Proving that it has difficulty in reading the calendar, The Guardian has started a series of ‘Best of So-Far’ articles selecting the best in each category for the first half of the year, a first half that has three and a half unused weeks to it. Yesterday, it was TV Shows, today it’s albums.
I decided to read the list out of curiosity, nothing more, and a very small sliver of wondering what I might be missing. It made for interesting reading, in one way. Out of a list of thirty albums, I have heard of only six artists and out of those six I have only heard two, and one of them over fifty years ago. Unsurprisingly, he – reggae star Horace Andy, singer of ‘Black Pearl’ in 1970 – is the only one I’m interested in hearing more from.
The other act I’ve hear is Wet Leg, whose music does nothing to excite me, although hester Chambers is a very nice looking woman.

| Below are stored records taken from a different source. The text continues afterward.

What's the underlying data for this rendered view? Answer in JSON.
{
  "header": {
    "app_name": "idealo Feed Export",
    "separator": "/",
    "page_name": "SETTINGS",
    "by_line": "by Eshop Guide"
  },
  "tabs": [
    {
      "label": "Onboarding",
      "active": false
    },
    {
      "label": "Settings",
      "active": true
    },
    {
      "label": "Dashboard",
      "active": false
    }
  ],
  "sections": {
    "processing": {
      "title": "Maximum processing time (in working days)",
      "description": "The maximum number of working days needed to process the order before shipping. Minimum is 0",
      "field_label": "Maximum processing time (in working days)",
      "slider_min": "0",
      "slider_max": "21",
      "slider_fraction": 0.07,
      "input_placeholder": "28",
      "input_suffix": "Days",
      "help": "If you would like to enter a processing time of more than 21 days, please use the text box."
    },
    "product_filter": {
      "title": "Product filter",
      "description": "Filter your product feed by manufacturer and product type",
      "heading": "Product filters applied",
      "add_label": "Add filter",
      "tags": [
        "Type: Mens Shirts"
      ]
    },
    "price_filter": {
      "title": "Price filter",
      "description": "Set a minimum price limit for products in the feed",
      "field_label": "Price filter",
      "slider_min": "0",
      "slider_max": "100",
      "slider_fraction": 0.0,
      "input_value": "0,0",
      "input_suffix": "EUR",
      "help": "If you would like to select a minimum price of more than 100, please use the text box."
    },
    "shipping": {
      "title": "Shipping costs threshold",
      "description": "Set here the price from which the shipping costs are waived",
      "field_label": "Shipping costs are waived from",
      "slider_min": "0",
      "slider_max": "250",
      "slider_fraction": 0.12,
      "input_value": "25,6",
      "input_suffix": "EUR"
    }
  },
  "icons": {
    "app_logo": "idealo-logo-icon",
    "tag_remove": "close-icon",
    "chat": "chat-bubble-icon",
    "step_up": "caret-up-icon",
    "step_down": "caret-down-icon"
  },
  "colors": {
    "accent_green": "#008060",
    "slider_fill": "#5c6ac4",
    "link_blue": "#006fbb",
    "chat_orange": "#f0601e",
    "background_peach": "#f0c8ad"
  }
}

From my perspective as a 66 year old, it would be very easy and extremely predictable to turn this into a rant about music being better in my day. I mean, generally I do think it was: most of us think that about what we heard when we were young, enthusiastic and impressionable. It connects us to our memories of when we were every bit of that. Modern music will never be able to do that and even the rare ones that set the fires blazing have too many years to overcome.
But I can’t and won’t do that. How can I say that this is crap, shit, unlistenable or any of the words my generation learned from our parents when it came to what we liked, when I’ve just admitted never having heard fourteen fifteens of the list? I could easily remedy that by clicking on the Spotify playlist provided, which includes all thirty, and more, that is if I ever listened to Spotify. Which I don’t and never have and aren’t interested in doing so.
The point of all of this is to illustrate two things. The first is that I am more completely out of touch with modern music than even when my only radio listening was Junior Choice for the comedy records. And the second is that I’m not in the least bothered by my ignorance and sam prepared to confess this to anyone who hasn’t run away fast enough.
It’s inevitable. It is now closing in on forty years since I made a conscious decision over two albums and went for the one representing the past I’d flown past, instead of the one that meant still being obsessed with what was new. I didn’t turn my back on new music, not by a long way, not for a very long time yet. But I changed my focus to exploring what I had missed. For the last twenty years, near enough, my principal fascination has been the obscurities of the back half of the Sixties, and the still-not-ended flow of gems from that time that I have yet to hear.
If I were to listen to these Best Albums So Far, I might be surprised by what I find, might find riches I’m deliberately choosing not to discover. There’s a very sad aspect to that but in all honesty, I would be surprised to find one that did it for me in any way, apart from Horace Andy that is, who’s older than I am, so that would be like cheating. And I don’t mind. In fact, if I were to discover that as many as ten of these people were making music as great as the reviewers say, I would start to seriously worry about music in 2022. Because this music is not beding made for me, and it damned well shouldn’t be. Music is a wavefront that should continually be moving forward, beaching generation after generation in order to accomodate present and future generations. It’s great that, out of nowhere, people are suddenly latching on to Kate Bush again, and more power to them, but the gorgeous Ms Bush has always transcended eras and, well, just about everything. If it started to multiply, I’d enjoy it, seeing other stars, like Bowie perhaps flash back across the heavens. As long as they started inspiring the youth of today to develop new sounds from them, and not just recycle what they hear.
Otherwise, long live lists like this that are strange and impenetrable, and shut your mouth about how shit/awful/noisy/stupid/horrible music is today. They’re making it for themselves, not you, just as we did when it was our time. Let them do so.
Or else fold your arms, scowl at them and rant about how this is far better than that trash they call music… You might be right, but when they tell you to piss off, they’ll be even righter.